A state senator from southwest Ohio announced he is renewing his effort to pass tougher legislation on vicious dogs, one year after the mauling death of a Dayton woman.
Sen. Bill Beagle (R-Tipp City) told the Dayton Daily News he plans to start with a foundation of basic provisions such as increasing fines and penalties, clarifying definitions, and extending the length of time before a felon can own a dog.
Potential proposals also include creating a dangerous dog database for law enforcement, giving dog wardens more access to law enforcement systems, and requiring signage, he explained.
This is the second year that passage of a more responsible approach to pet ownership has been attempted. Beagle praised the fact that supporters have been patient and willing to wait until the changes could be made from a perspective of cutting down on dog bites and serious attacks.
“There's something to be said about taking their time and trying to get it right … But everyone agrees there's a problem," Sen. Beagle stated. "We shouldn't be having these fatalities."
One of the fatalities to which he referred was the tragic death of Klonda Richey, 57, who was killed in February 2014 by two male mixed-Mastiffs. An investigation revealed that there had been nine complaints of the dogs being at large, the Dayton Daily News reports.
At the time of Klonda Richey’s death, the headline in the Dayton Daily News read, "Two arrested in third dog attack fatality in 17 months."
Even though an innocent life was taken, the Mastiff’s owners, Andrew Nason and Julie Custer, only face misdemeanor charges for failing to control their dogs, and both are out on bond, the Newark Advocate reported.
The issue, stated the attorney for the defendants, was not whether it was a tragedy.
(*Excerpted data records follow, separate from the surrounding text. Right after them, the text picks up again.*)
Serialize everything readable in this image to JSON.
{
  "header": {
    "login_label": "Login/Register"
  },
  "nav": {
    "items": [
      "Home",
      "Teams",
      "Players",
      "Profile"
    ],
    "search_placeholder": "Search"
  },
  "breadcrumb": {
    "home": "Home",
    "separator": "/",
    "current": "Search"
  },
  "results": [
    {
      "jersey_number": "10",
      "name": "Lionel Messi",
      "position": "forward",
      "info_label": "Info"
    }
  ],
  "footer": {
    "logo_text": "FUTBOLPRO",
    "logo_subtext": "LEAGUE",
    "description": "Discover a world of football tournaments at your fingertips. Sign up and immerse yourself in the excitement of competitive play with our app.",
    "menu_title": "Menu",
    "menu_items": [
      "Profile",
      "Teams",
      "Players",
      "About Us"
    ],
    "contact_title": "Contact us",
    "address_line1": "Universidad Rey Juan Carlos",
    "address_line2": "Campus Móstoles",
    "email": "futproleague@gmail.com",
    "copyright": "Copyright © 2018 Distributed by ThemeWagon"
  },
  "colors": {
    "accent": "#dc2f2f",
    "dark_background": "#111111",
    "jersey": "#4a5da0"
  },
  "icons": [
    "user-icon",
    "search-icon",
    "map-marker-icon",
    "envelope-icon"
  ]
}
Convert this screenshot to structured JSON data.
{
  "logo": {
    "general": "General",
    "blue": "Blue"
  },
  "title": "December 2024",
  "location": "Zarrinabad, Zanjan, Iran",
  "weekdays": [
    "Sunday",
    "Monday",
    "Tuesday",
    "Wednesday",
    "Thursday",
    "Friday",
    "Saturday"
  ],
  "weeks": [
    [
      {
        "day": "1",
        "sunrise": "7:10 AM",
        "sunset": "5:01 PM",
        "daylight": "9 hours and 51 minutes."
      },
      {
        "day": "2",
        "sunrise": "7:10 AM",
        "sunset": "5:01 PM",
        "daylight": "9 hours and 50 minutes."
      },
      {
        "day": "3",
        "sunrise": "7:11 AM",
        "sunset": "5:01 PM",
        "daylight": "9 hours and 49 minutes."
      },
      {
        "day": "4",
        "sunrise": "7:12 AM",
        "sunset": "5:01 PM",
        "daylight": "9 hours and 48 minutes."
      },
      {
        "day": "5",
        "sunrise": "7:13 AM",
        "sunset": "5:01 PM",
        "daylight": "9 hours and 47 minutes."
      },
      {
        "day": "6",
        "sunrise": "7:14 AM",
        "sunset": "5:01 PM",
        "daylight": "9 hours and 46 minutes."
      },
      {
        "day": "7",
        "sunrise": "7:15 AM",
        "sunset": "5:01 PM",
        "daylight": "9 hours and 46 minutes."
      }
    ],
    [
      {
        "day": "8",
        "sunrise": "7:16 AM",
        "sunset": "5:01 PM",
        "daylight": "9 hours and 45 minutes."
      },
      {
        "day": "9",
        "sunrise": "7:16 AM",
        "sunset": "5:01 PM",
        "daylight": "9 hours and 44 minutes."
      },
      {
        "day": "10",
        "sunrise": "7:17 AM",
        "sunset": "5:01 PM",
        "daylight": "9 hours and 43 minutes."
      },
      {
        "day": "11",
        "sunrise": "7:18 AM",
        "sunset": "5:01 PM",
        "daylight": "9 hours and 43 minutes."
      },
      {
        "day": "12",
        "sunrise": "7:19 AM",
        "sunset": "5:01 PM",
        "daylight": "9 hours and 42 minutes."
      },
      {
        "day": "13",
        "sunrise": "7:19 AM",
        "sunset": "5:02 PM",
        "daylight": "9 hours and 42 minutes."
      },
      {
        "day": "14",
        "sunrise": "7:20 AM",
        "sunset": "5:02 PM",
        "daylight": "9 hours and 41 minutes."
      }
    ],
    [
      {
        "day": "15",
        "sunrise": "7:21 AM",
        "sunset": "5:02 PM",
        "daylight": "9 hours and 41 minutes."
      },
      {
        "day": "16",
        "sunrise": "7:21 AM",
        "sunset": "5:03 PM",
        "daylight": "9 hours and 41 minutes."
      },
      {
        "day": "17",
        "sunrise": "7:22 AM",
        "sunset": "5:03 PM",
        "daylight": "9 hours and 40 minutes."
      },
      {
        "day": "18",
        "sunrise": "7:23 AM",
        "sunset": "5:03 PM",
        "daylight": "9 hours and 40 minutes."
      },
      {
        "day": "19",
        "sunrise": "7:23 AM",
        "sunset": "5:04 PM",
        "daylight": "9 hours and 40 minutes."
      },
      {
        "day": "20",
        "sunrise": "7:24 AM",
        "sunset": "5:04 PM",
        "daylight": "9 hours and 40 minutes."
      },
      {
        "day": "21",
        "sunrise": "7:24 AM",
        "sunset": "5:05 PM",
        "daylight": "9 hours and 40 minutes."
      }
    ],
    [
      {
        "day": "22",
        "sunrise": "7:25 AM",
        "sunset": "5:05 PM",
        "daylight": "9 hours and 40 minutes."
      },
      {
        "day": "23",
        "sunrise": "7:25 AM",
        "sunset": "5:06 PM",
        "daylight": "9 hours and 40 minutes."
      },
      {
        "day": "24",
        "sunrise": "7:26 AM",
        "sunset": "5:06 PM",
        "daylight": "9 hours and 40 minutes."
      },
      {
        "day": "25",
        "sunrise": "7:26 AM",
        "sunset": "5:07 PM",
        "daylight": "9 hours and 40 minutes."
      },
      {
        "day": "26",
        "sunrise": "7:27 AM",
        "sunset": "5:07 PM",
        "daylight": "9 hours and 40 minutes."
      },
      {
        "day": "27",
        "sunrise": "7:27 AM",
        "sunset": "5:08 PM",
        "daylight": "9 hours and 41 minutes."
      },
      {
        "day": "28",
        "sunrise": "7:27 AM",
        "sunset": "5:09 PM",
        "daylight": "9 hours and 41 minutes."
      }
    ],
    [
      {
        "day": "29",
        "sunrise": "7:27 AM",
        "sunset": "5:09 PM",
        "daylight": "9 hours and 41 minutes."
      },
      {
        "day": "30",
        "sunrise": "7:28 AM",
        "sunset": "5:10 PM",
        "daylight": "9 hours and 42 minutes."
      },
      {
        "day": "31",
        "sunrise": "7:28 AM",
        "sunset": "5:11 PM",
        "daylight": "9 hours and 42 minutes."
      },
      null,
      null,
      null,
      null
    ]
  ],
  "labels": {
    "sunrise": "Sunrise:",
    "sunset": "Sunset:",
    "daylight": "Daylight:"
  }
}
Rather, the legal issues and the potential for extended litigation lies in whether his clients—the dog owners—are criminally responsible.
INCREASING OWNER RESPONSIBILITY FOR DOGS
One of the main goals of the new law is to try to eliminate the one-free bite allowance.
"We're trying to empower our local law enforcement with an ability to charge somebody if the dog causes serious injury or fatality," Sen. Beagle told Fox19.
Ohio law has followed the traditional approach that, after the occurrence of a first-time dog bite, an owner should just be given a warning in the form of a citation for failure to control the dog. It was not until the third bite that there was a penalty for irresponsible disregard by a pet owner, including a possible threat of criminal charges.
The proposed legislation is designed to hold the owner of any breed of dog fully accountable. At the first bite, the owner could face a first degree misdemeanor or a fifth degree felony.
"It is the owner's responsibility to make sure that the dog does not create a danger for the community," Katy Blanton, leader of the Cincinnati Pit Crew told Fox19. She also praised the fact that the proposed bill does not discriminate by breed.
Blanton is hoping that officers can apply their personal assessment of a situation and make a fair and valid determination of the severity and intent of a first-time attack.
"It does protect people, but if it's an accident there should be some ways for law enforcement or a judge to be able to make that determination," Blanton said.
Beagle stressed this is not an effort to punish or penalize a responsible owner. He said that the extent of injury and whether the victim wanted to press charges would be determining factors.
The proposed new law could also possibly ban convicted child abusers from owning a dog, enhance the power of county dog wardens, and increase the amount of time before a felon can own a dog, Fox19 reports.
The first part of this legislation may be introduced at the end of this month.
Photo Credit: WikiCommons, Brett Hoffland/Fox19